Bridging the gap between academic learning and the corporate world
We have all been learning for as long as we can remember. Before we even saw the inside of a school, our parents were teaching us how to speak, how to be well-mannered, and pretty much all the core values we hold today.
Learning is a lifelong journey. Yet, many of us still think learning happens only through academic training. Formal education is still an important part of the journey, but learning goes beyond the comfort of school and university.
But here’s the reality we face: what we learn at school and university doesn’t necessarily prepare us for the corporate world. Yes, we gain some of the knowledge, skills, and connections required to get ahead, but because the world is constantly changing, we also need to constantly update the knowledge and skills we have.
Here are five steps to bridging the gap between academic learning and work in the business landscape.
First, do some self-reflection and define what you already know and are good at. Understanding yourself and all your strengths, weaknesses, motivations and interests means understanding what you can do well at work and what else you can work on to improve.
With your strengths and weaknesses in mind, we move to the second step: research the general skills in the business landscape and the specific skills of the industry you’re in. The skills in demand change often and no matter how long you’ve been part of the workforce, they will continue to change.
The skills needed can vary from general qualities such as leadership to more technical and industry-related skills like coding. Today, artificial intelligence and automation are taking away a lot of monotonous tasks and jobs. Therefore, the gap in skills can be filled with enhanced capabilities to apply human emotion, intuition, and understanding toward better customer service, for example.
Third, check for the overlap between what you already know and are good at and what is required in the business landscape. This allows you to see the gap. What current knowledge and skills do we have that are still relevant today? What is irrelevant? What are we missing?
Of course, at the end of the day, we cannot know everything. But this is the beauty of learning – there is no limit to it and we can continue to learn as much as we desire so that we can know more and add value to our skill set.
Fourth, define your learning goals. To keep track, define the goals you need to achieve to fill the gap you’ve identified. However, keep in mind that we cannot fill the gap completely. Our world changes fast and before you know it, the skill demand has changed.
To make sure you’re not wasting your time, stay agile and be ready to adapt to changes. Define your goals and what you want to achieve with learning so that you know whether or not you’re on track, but at the same time, keep it flexible and constantly loop back to steps 1 to 3.
Fifth, consider mixing and matching different types of learning. If you’re a student, try expanding your learning beyond the classroom.
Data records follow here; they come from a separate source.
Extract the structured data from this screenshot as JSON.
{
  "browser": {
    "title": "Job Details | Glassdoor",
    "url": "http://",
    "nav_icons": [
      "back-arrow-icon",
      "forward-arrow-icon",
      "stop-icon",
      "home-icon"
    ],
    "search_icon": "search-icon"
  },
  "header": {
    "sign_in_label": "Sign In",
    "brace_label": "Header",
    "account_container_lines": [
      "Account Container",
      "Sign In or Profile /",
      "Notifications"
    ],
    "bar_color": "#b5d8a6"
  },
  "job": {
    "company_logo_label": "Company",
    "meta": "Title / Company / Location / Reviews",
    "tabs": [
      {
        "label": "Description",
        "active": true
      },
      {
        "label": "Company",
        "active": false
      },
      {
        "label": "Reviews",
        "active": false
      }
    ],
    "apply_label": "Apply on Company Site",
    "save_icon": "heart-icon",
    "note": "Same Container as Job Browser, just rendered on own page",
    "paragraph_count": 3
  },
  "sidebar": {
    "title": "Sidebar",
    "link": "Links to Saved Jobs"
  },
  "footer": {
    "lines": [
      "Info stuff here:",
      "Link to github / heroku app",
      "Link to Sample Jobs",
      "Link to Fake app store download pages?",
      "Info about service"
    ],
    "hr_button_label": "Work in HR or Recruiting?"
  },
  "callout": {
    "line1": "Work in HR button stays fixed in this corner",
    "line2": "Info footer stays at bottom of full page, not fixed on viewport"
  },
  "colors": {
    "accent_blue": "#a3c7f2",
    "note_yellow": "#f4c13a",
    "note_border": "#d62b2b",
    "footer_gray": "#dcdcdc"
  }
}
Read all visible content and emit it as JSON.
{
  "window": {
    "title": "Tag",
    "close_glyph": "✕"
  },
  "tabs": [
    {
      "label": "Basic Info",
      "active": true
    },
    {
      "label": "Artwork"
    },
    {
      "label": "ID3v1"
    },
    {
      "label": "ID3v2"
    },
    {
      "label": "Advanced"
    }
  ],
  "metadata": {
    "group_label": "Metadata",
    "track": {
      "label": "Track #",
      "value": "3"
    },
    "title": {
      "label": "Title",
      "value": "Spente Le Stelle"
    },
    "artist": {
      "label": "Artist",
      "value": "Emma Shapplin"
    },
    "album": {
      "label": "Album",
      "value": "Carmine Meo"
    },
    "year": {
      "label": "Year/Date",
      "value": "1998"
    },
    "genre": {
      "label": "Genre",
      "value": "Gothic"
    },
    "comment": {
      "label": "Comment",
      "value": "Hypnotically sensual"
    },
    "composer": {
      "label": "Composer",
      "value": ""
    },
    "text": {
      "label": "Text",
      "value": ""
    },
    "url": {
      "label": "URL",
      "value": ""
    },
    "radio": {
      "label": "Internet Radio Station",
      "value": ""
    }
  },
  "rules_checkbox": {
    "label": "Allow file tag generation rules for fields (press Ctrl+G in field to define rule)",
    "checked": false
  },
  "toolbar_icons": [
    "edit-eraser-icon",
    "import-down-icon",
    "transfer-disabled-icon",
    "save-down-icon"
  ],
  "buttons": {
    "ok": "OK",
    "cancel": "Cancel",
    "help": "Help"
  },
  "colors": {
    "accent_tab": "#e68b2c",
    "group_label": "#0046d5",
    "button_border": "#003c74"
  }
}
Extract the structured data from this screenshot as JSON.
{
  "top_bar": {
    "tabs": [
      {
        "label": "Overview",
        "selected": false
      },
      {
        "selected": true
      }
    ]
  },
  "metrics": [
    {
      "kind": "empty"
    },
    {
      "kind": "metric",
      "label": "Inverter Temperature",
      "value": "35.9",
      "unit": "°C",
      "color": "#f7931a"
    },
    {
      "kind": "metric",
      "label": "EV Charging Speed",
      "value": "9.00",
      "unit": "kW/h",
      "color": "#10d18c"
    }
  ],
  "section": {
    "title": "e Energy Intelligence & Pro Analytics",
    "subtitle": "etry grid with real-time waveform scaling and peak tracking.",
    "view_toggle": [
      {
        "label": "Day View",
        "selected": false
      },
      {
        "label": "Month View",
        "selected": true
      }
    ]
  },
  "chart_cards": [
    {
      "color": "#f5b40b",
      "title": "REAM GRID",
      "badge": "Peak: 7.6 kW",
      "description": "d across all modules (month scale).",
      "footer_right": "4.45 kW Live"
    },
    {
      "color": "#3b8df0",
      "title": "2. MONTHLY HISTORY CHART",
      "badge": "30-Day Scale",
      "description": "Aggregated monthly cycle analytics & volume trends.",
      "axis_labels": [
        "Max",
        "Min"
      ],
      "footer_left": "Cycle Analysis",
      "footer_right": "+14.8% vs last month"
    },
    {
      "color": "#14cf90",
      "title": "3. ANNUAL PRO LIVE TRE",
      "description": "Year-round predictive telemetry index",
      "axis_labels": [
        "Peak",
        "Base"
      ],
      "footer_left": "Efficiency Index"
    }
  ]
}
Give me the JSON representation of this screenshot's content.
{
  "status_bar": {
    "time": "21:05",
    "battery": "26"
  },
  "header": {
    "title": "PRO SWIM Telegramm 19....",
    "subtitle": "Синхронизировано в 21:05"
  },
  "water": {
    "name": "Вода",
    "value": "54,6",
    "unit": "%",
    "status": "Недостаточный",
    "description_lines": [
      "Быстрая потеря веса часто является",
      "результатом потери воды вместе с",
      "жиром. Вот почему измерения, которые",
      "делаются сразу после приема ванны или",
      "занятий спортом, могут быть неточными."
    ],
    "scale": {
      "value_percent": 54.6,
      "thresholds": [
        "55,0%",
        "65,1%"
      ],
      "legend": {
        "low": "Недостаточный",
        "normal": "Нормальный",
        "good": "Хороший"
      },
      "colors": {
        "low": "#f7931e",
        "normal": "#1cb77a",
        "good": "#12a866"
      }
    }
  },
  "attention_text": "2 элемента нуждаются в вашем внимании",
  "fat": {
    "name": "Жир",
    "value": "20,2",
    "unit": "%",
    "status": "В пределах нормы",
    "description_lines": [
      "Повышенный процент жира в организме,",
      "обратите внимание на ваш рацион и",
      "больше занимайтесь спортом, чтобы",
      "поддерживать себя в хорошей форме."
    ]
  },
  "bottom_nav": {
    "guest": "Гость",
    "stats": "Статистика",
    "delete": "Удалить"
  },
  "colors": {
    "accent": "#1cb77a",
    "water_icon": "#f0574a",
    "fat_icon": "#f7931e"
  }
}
If you’re already part of the workforce, expand beyond the training that your organization provides.
In my experience within my own organization and those of clients I’ve worked with, a one-size-fits-all approach has never worked. Whether it’s in leadership or learning, there is no such thing as a single best way to lead or learn.
So if there is no one best way, a great approach to learning is to mix and match different learning styles. This blended learning uses different learning styles such as online courses and classrooms to match your needs and provide the most effective ways of learning.
The last step is to loop back to steps 1 or 2 when necessary. Our world is changing faster than we can ever realize; therefore, we must constantly learn to catch up.
All in all, bridging the gap between learning at school and university and skill demand in the real-world business landscape is a constant journey. Once you feel that you’ve bridged the gap, new challenges will always come up. The only way for you to get close to bridging the gap is to learn continuously.
Arinya Talerngsri is Chief Capability Officer and Managing Director at SEAC (formerly APMGroup) Southeast Asia’s Lifelong Learning Center. She can be reached by email at firstname.lastname@example.org or https://www.linkedin.com/in/arinya-talerngsri-53b81aa